El Capitan is sprawled out, unconscious, his arms spread wide, a gash on his head, his blood pooling like a dark halo. (65.8)
Check it out: El Capitan is lying down with his arms flung apart (sort of in a cross shape), his head is bleeding (much like Jesus' head was bleeding on the cross), and he has a halo. But the reason that Cap is a warped Christ figure is that this halo is dark… much like the recesses of El Capitan's psyche.
El Capitan constantly sacrifices himself; he's a martyr who refuses to die, and his selflessness is unlike anyone else's. Yet, he still has a dark side. He's not an angel, and he knows it—when he was a higher-up in the OSR, he killed innocent people. In fact, no matter how much he repents, he knows that he'll never be able to relinquish his evil side. He's caught between good and evil; he's truly a hellish angel.
The sad truth is, El Capitan can't shake his dark thoughts no matter how hard he tries—and this is partially because he's filled with self-loathing. After he kisses Pressia, he's immediately filled with guilt, thinking:

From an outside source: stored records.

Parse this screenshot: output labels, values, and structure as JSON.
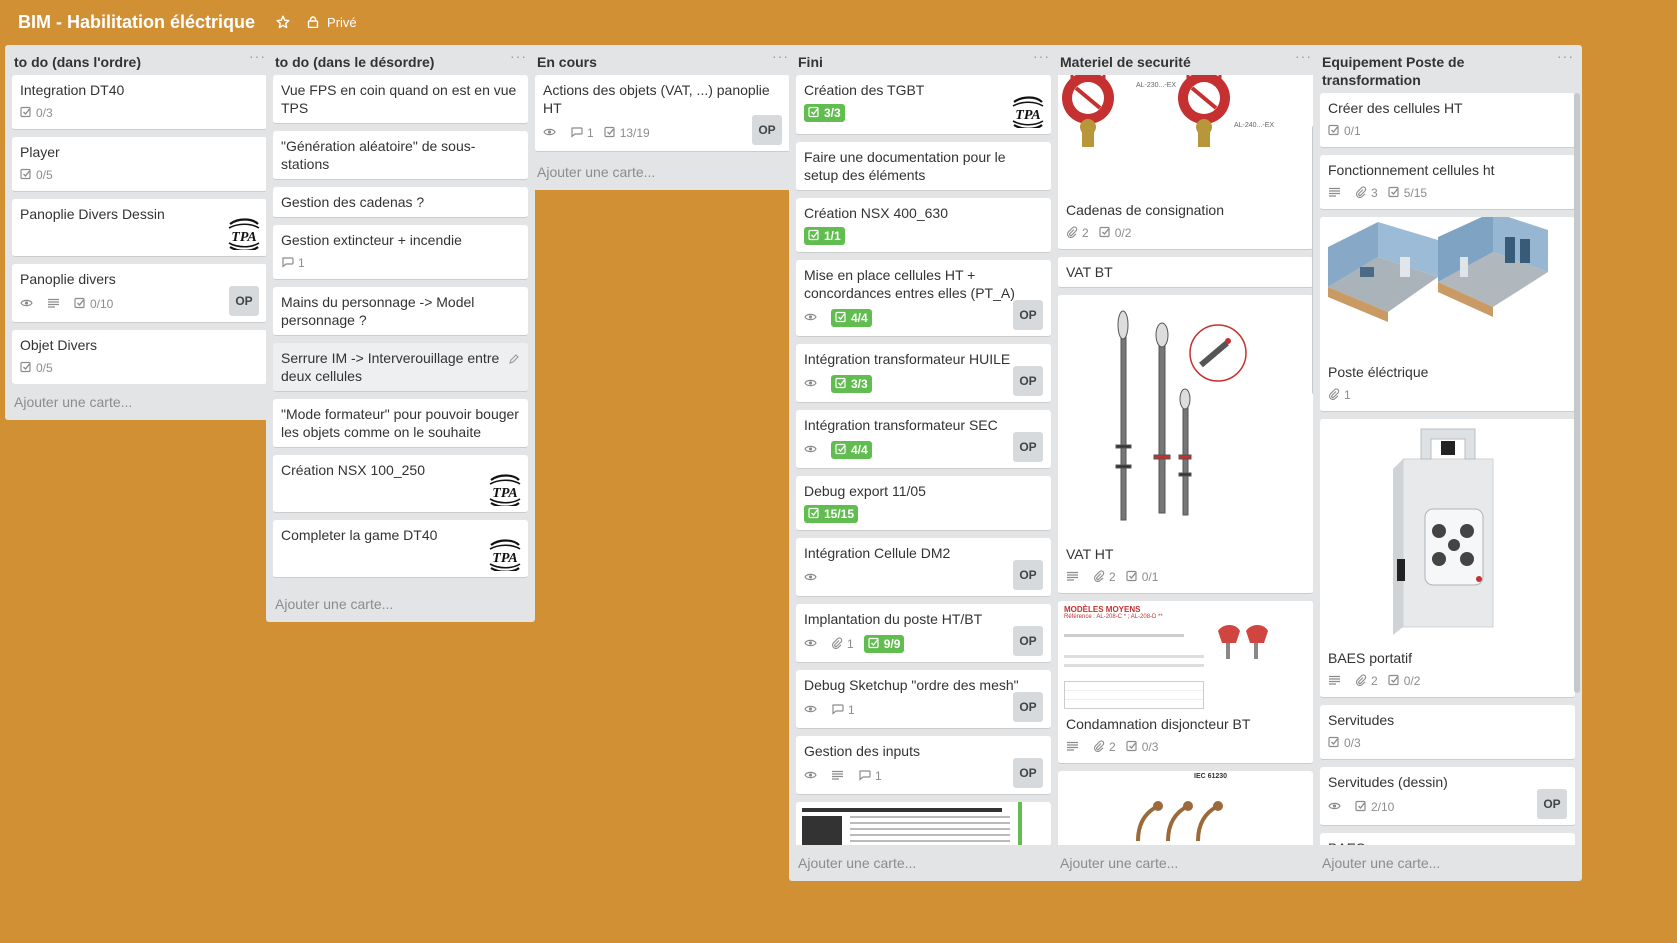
{
  "board": {
    "title": "BIM - Habilitation éléctrique",
    "visibility": "Privé"
  },
  "add_card_label": "Ajouter une carte...",
  "lists": [
    {
      "title": "to do (dans l'ordre)",
      "cards": [
        {
          "title": "Integration DT40",
          "checklist": "0/3"
        },
        {
          "title": "Player",
          "checklist": "0/5"
        },
        {
          "title": "Panoplie Divers Dessin",
          "logo": true
        },
        {
          "title": "Panoplie divers",
          "checklist": "0/10",
          "watch": true,
          "desc": true,
          "member": "OP"
        },
        {
          "title": "Objet Divers",
          "checklist": "0/5"
        }
      ]
    },
    {
      "title": "to do (dans le désordre)",
      "cards": [
        {
          "title": "Vue FPS en coin quand on est en vue TPS"
        },
        {
          "title": "\"Génération aléatoire\" de sous-stations"
        },
        {
          "title": "Gestion des cadenas ?"
        },
        {
          "title": "Gestion extincteur + incendie",
          "comments": "1"
        },
        {
          "title": "Mains du personnage -> Model personnage ?"
        },
        {
          "title": "Serrure IM -> Interverouillage entre deux cellules",
          "hover": true
        },
        {
          "title": "\"Mode formateur\" pour pouvoir bouger les objets comme on le souhaite"
        },
        {
          "title": "Création NSX 100_250",
          "logo": true
        },
        {
          "title": "Completer la game DT40",
          "logo": true
        }
      ]
    },
    {
      "title": "En cours",
      "cards": [
        {
          "title": "Actions des objets (VAT, ...) panoplie HT",
          "watch": true,
          "comments": "1",
          "checklist": "13/19",
          "member": "OP"
        }
      ]
    },
    {
      "title": "Fini",
      "cards": [
        {
          "title": "Création des TGBT",
          "checklist_done": "3/3",
          "logo": true
        },
        {
          "title": "Faire une documentation pour le setup des éléments"
        },
        {
          "title": "Création NSX 400_630",
          "checklist_done": "1/1"
        },
        {
          "title": "Mise en place cellules HT + concordances entres elles (PT_A)",
          "watch": true,
          "checklist_done": "4/4",
          "member": "OP"
        },
        {
          "title": "Intégration transformateur HUILE",
          "watch": true,
          "checklist_done": "3/3",
          "member": "OP"
        },
        {
          "title": "Intégration transformateur SEC",
          "watch": true,
          "checklist_done": "4/4",
          "member": "OP"
        },
        {
          "title": "Debug export 11/05",
          "checklist_done": "15/15"
        },
        {
          "title": "Intégration Cellule DM2",
          "watch": true,
          "member": "OP"
        },
        {
          "title": "Implantation du poste HT/BT",
          "watch": true,
          "attachments": "1",
          "checklist_done": "9/9",
          "member": "OP"
        },
        {
          "title": "Debug Sketchup \"ordre des mesh\"",
          "watch": true,
          "comments": "1",
          "member": "OP"
        },
        {
          "title": "Gestion des inputs",
          "watch": true,
          "desc": true,
          "comments": "1",
          "member": "OP"
        }
      ]
    },
    {
      "title": "Materiel de securité",
      "cards": [
        {
          "title": "Cadenas de consignation",
          "attachments": "2",
          "checklist": "0/2",
          "cover": "padlocks"
        },
        {
          "title": "VAT BT"
        },
        {
          "title": "VAT HT",
          "desc": true,
          "attachments": "2",
          "checklist": "0/1",
          "cover": "vat"
        },
        {
          "title": "Condamnation disjoncteur BT",
          "desc": true,
          "attachments": "2",
          "checklist": "0/3",
          "cover": "doc"
        }
      ],
      "cover_texts": {
        "padlock_left": "AL-230...-EX",
        "padlock_right": "AL-240...-EX",
        "doc_heading": "MODÈLES MOYENS",
        "doc_ref": "Référence : AL-208-C * ; AL-208-D **",
        "iec": "IEC 61230"
      }
    },
    {
      "title": "Equipement Poste de transformation",
      "cards": [
        {
          "title": "Créer des cellules HT",
          "checklist": "0/1"
        },
        {
          "title": "Fonctionnement cellules ht",
          "desc": true,
          "attachments": "3",
          "checklist": "5/15"
        },
        {
          "title": "Poste éléctrique",
          "attachments": "1",
          "cover": "rooms"
        },
        {
          "title": "BAES portatif",
          "desc": true,
          "attachments": "2",
          "checklist": "0/2",
          "cover": "baes"
        },
        {
          "title": "Servitudes",
          "checklist": "0/3"
        },
        {
          "title": "Servitudes (dessin)",
          "watch": true,
          "checklist": "2/10",
          "member": "OP"
        },
        {
          "title": "BAES"
        }
      ]
    }
  ]
}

Of course she didn't want him to kiss her. He's a guy with his brother on his back, a freak among freaks. (68.19)
El Capitan's low self-worth is tragic. And this low self-esteem often leads him to feel anger. Even after Helmud saves his life from the robotic spider, El Capitan has wicked thoughts about his brother:
So why not let Helmud have at it? Helmed doesn't have it in him anyway. He doesn't have the muscularity, the timing. El Capitan would actually like to see Helmud fail. After he made that swan and gave it to Pressia, this'll remind Helmud of his weakness, his dependency, and that he should stay in his place. (46.93)

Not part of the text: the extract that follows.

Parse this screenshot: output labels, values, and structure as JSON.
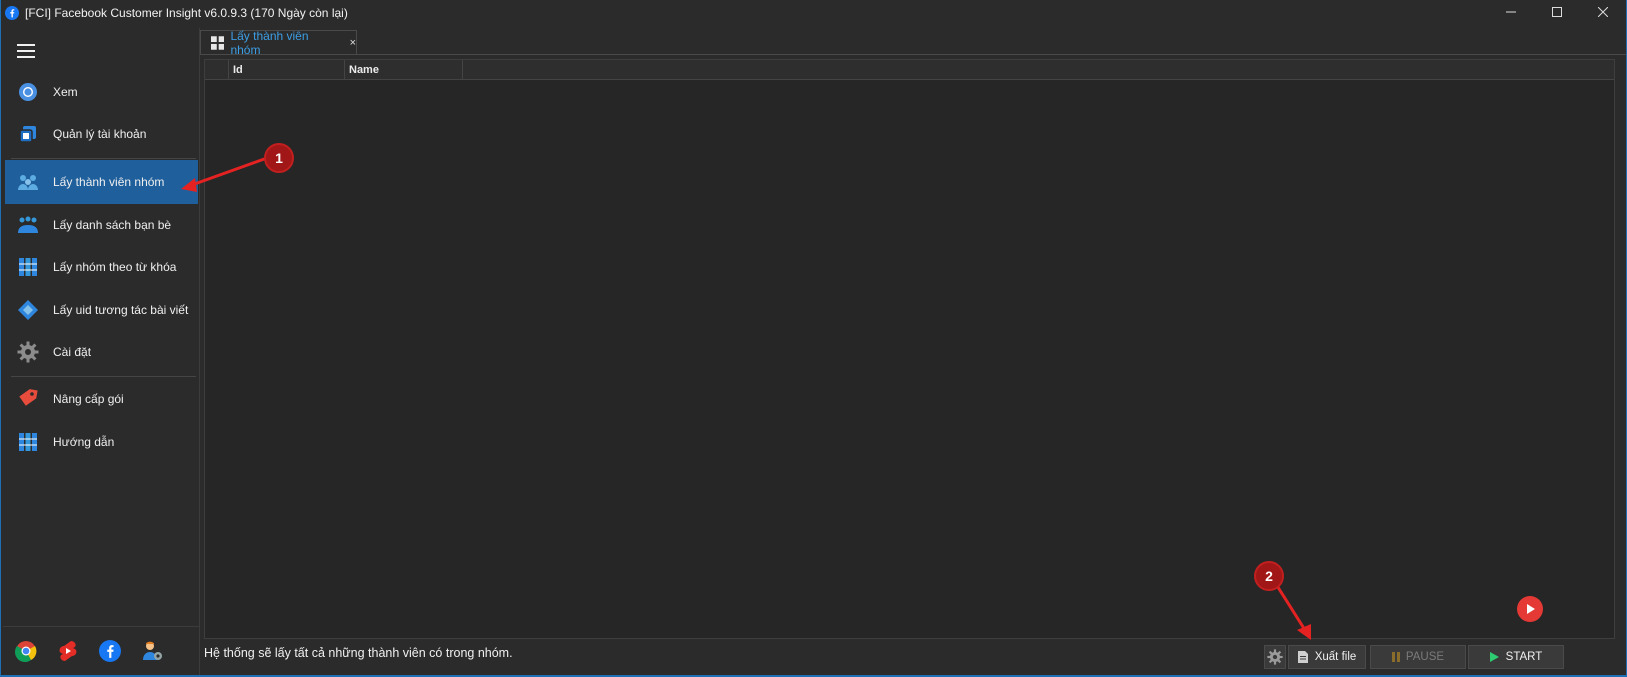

Wow, talk about hateful thoughts. El Capitan is filled with loathing and jealousy. He's a man who likes to kill, and he likes having dominion over others. He's not just misshapen physically, but mentally as well.
But even though El Capitan can't shake his bad side, but he's still arguably the most likable character we have, in part because he's willing to sacrifice himself for the sake of others. El Capitan knows the world needs heroes, and he's one of them. When an explosive device is stuck in his skin, ready to explode in only a few hours, he says:
"Sometimes people are willing to sacrifice their lives for the greater good […] We can't ask them to, but the truth is, some of them will say, Let's at least have a fighting chance" (14.121).
We're going to be both honest and clichéd here: El Capitan might not be the hero we deserve, but he's the hero we need… if only because his troubled nature, inner turmoil and self-loathing make him an awesome character.
And don't worry: El Capitan isn't just filled with doom n' gloom 24/7. When he's finally given something to be happy about, it really illuminates his struggle to break off from the past:
[…] it's like he's no longer that lonesome little boy, afraid to show any weakness, too afraid to cry even though he felt desperate and sad and lost, the one who's sure his father left because he couldn't stand to look at his worthless son ever again. For the first time in his life, he's not worthless at all. (58.87)
El Capitan has felt lonely and worthless all his life, but he sure ain't worthless now. Pressia, Bradwell, Lyda, and Partridge all give him hope. And what El Capitan gives back is dynamism, topped with a dark halo.